Next Tuesday, Sunset Cay Ship Store’s owner, John Oliver, will have yet another chance in front of City Council to keep the doors open. The owner of the ship store/social club, represented by lawyer Ian O’Shea, leases the spot from the marina.
The business could be seen as a convenience store where boaters can buy supplies and do with them what they want.
Boaters can for instance buy a single unopened beer and then avail themselves of a nearby bottle opener.
Or they can buy a single mini-bottle and a single soda and be given a separate cup of ice, and do what they will with them on the deck. Overlooking the boats in the picturesque marina. While looking at the sunset. With friends. On a deck.
Last March, the state’s Office of Coastal Resource Management (OCRM) sent the owner of the club a cease and desist letter, saying that activity at the spot was in violation of state law.
Officials had spotted mini-bottles and what they wrote was evidence of other kinds of activity that was in violation of strict state laws.

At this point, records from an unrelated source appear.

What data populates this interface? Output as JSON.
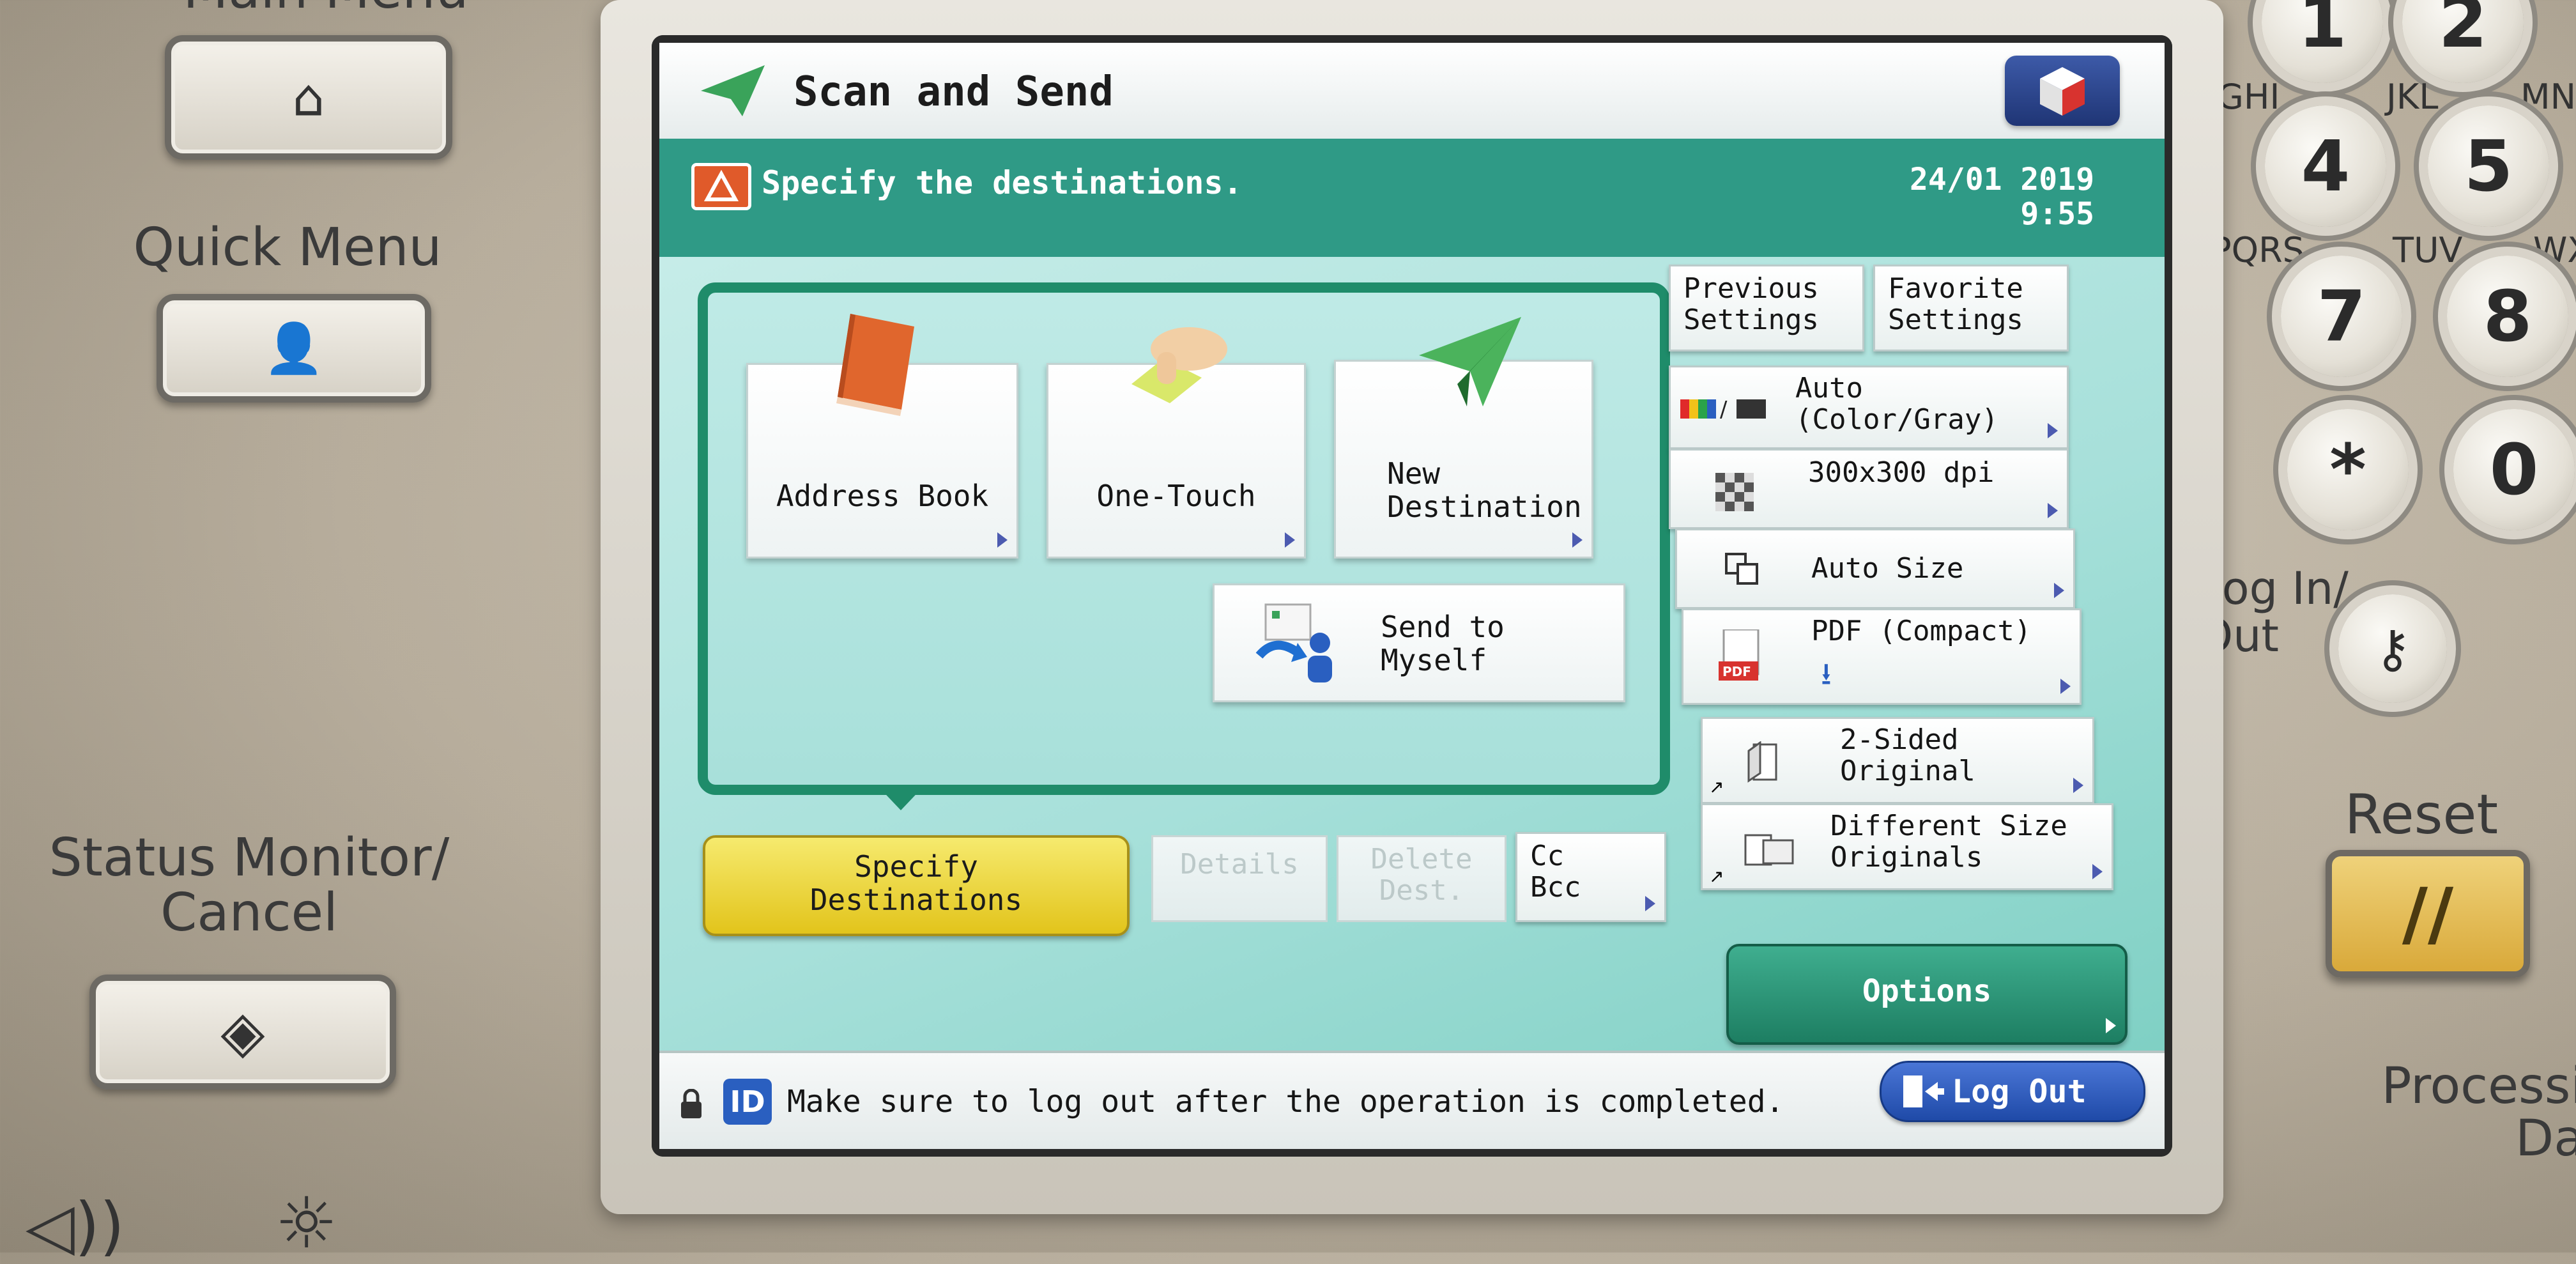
{
  "panel": {
    "main_menu_label": "Main Menu",
    "quick_menu_label": "Quick Menu",
    "status_monitor_label": "Status Monitor/\nCancel",
    "login_label": "Log In/\nOut",
    "reset_label": "Reset",
    "processing_label": "Processi\nDa"
  },
  "keypad": {
    "keys": [
      "1",
      "2",
      "4",
      "5",
      "7",
      "8",
      "*",
      "0"
    ],
    "letters": [
      "GHI",
      "JKL",
      "MN",
      "PQRS",
      "TUV",
      "WX"
    ]
  },
  "screen": {
    "title": "Scan and Send",
    "message": "Specify the destinations.",
    "date": "24/01 2019",
    "time": "9:55",
    "dest_buttons": {
      "address_book": "Address Book",
      "one_touch": "One-Touch",
      "new_destination": "New\nDestination",
      "send_to_myself": "Send to\nMyself"
    },
    "specify_destinations": "Specify\nDestinations",
    "details": "Details",
    "delete_dest": "Delete\nDest.",
    "cc_bcc": "Cc\nBcc",
    "previous_settings": "Previous\nSettings",
    "favorite_settings": "Favorite\nSettings",
    "color_mode": "Auto\n(Color/Gray)",
    "resolution": "300x300 dpi",
    "scan_size": "Auto Size",
    "file_format": "PDF (Compact)",
    "sided": "2-Sided\nOriginal",
    "different_size": "Different Size\nOriginals",
    "options": "Options",
    "status_message": "Make sure to log out after the operation is completed.",
    "id_badge": "ID",
    "logout": "Log Out"
  },
  "colors": {
    "accent_green": "#2f9a86",
    "dest_frame": "#1f8c6a",
    "yellow_button": "#e2c41b",
    "logout_blue": "#1f4aa8"
  }
}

In short, state politicians and policy makers have crafted laws and policies that look to protect South Carolina’s coast from becoming a second Florida.

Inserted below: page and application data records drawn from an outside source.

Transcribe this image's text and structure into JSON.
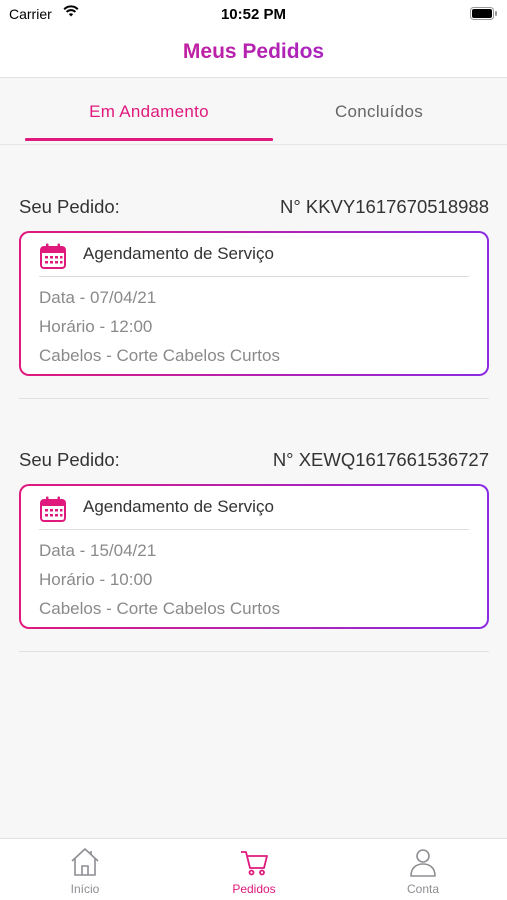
{
  "status_bar": {
    "carrier": "Carrier",
    "time": "10:52 PM"
  },
  "header": {
    "title": "Meus Pedidos"
  },
  "tabs": {
    "active": "Em Andamento",
    "inactive": "Concluídos"
  },
  "orders": [
    {
      "label": "Seu Pedido:",
      "number": "N° KKVY1617670518988",
      "card_title": "Agendamento de Serviço",
      "date": "Data - 07/04/21",
      "time": "Horário - 12:00",
      "service": "Cabelos - Corte Cabelos Curtos"
    },
    {
      "label": "Seu Pedido:",
      "number": "N° XEWQ1617661536727",
      "card_title": "Agendamento de Serviço",
      "date": "Data - 15/04/21",
      "time": "Horário - 10:00",
      "service": "Cabelos - Corte Cabelos Curtos"
    }
  ],
  "tabbar": {
    "items": [
      {
        "label": "Início",
        "icon": "home-icon"
      },
      {
        "label": "Pedidos",
        "icon": "cart-icon"
      },
      {
        "label": "Conta",
        "icon": "user-icon"
      }
    ]
  },
  "colors": {
    "accent": "#e0197d",
    "accent_secondary": "#8a2be2",
    "inactive": "#8e8e93"
  }
}
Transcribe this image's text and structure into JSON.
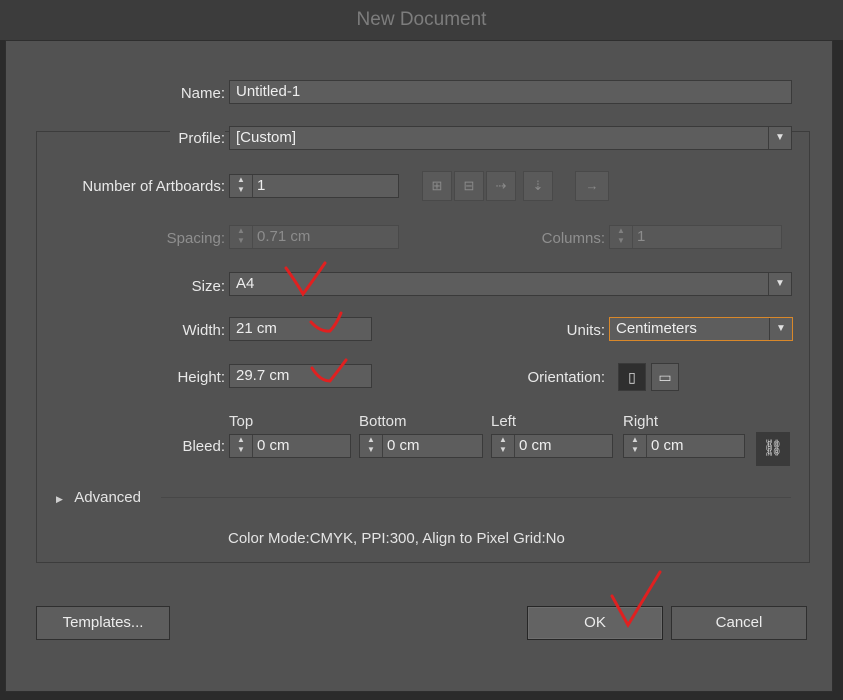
{
  "window": {
    "title": "New Document"
  },
  "form": {
    "name_label": "Name:",
    "name_value": "Untitled-1",
    "profile_label": "Profile:",
    "profile_value": "[Custom]",
    "artboards_label": "Number of Artboards:",
    "artboards_value": "1",
    "spacing_label": "Spacing:",
    "spacing_value": "0.71 cm",
    "columns_label": "Columns:",
    "columns_value": "1",
    "size_label": "Size:",
    "size_value": "A4",
    "width_label": "Width:",
    "width_value": "21 cm",
    "height_label": "Height:",
    "height_value": "29.7 cm",
    "units_label": "Units:",
    "units_value": "Centimeters",
    "orientation_label": "Orientation:",
    "bleed_label": "Bleed:",
    "bleed": {
      "top_label": "Top",
      "top_value": "0 cm",
      "bottom_label": "Bottom",
      "bottom_value": "0 cm",
      "left_label": "Left",
      "left_value": "0 cm",
      "right_label": "Right",
      "right_value": "0 cm"
    },
    "advanced_label": "Advanced",
    "summary": "Color Mode:CMYK, PPI:300, Align to Pixel Grid:No"
  },
  "buttons": {
    "templates": "Templates...",
    "ok": "OK",
    "cancel": "Cancel"
  },
  "icons": {
    "arrange_grid_by_row": "grid-by-row-icon",
    "arrange_grid_by_column": "grid-by-column-icon",
    "arrange_by_row": "arrange-by-row-icon",
    "arrange_by_column": "arrange-by-column-icon",
    "right_to_left": "right-to-left-icon",
    "portrait": "portrait-icon",
    "landscape": "landscape-icon",
    "link": "link-icon",
    "disclosure": "disclosure-triangle-icon"
  },
  "colors": {
    "focus_border": "#d9882a",
    "annotation_mark": "#e02020"
  }
}
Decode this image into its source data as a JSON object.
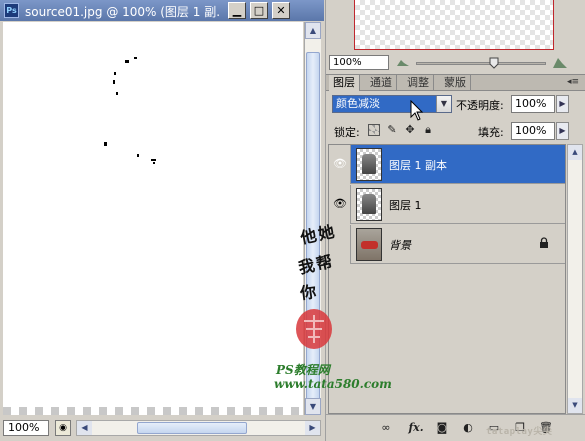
{
  "document": {
    "title": "source01.jpg @ 100% (图层 1 副...",
    "zoom": "100%"
  },
  "navigator": {
    "zoom": "100%"
  },
  "layers_panel": {
    "tabs": [
      "图层",
      "通道",
      "调整",
      "蒙版"
    ],
    "blend_mode": "颜色减淡",
    "opacity_label": "不透明度:",
    "opacity": "100%",
    "lock_label": "锁定:",
    "fill_label": "填充:",
    "fill": "100%",
    "layers": [
      {
        "name": "图层 1 副本",
        "visible": true,
        "selected": true
      },
      {
        "name": "图层 1",
        "visible": true,
        "selected": false
      },
      {
        "name": "背景",
        "visible": false,
        "selected": false,
        "locked": true
      }
    ]
  },
  "watermark": {
    "line1": "他她",
    "line2": "我帮",
    "line3": "你",
    "site_cn": "PS教程网",
    "site_url": "www.tata580.com",
    "corner": "tataplay尖尖"
  },
  "colors": {
    "selection": "#316ac5",
    "titlebar": "#6a86bb",
    "seal": "#d8373b",
    "watermark_green": "#2c7d2c"
  },
  "icons": [
    "photoshop-icon",
    "minimize-icon",
    "maximize-icon",
    "close-icon",
    "eye-icon",
    "lock-icon",
    "link-icon",
    "fx-icon",
    "mask-icon",
    "adjustment-icon",
    "folder-icon",
    "new-layer-icon",
    "trash-icon"
  ]
}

Overdevelopment in the Sunshine State has resulted in clogged beachfronts and cays, littered with McMansions where manmade chemical runoff is literally letting loose algae blankets on waterways along its intercoastal areas.
As such, the Palmetto State has a series of legal and regulatory hoops any business must jump through to open its doors along, and especially, over navigable waters here.
The owner was sent another cease and desist letter in the fall from the state, and in turn surrendered the business license.
But O’Shea appealed the city’s resulting decision to terminate the license, a maneuver that allowed the “social club” to stay open while the appeal was being heard.
A crafty leap through a barely visible legal loophole that has since been closed by City Council.
City Administrator Spencer Wetmore said the place is still being open puts the city “in a tough spot, because our business license ordinance requires businesses to comply with all applicable laws.”
Wetmore also reported having received noise complaints about the business, as well as reports of parking problems and public drunkenness.
And once the city was “on notice” of the OCRM violation, “we had no choice but to deny their license application.”
Folly code allows the city to deny a license when “the application is incomplete, contains a misrepresentation, false or misleading statement, evasion or suppression of a material fact, or when the activity for which the license is sought is unlawful or constitutes a public nuisance,” according to a letter city zoning administrator Aaron Pope sent to the business’ attorney, O’Shea.
O’Shea, who was reached Friday for comment during his vacation in the Florida Keys, declined to comment for this story, citing “ethical” constraints stopping him from commenting on ongoing litigation. When reminded that lawyers often comment publicly on pending cases, O’Shea said he wasn’t going to budge.
OCRM and state Department of Health and Environmental Control officers declined to comment, also.
Wetmore said she expects the to appeal the City Council ruling if its not to their liking, up to the state Circuit Court, which, she said, could enable it to stay open even longer.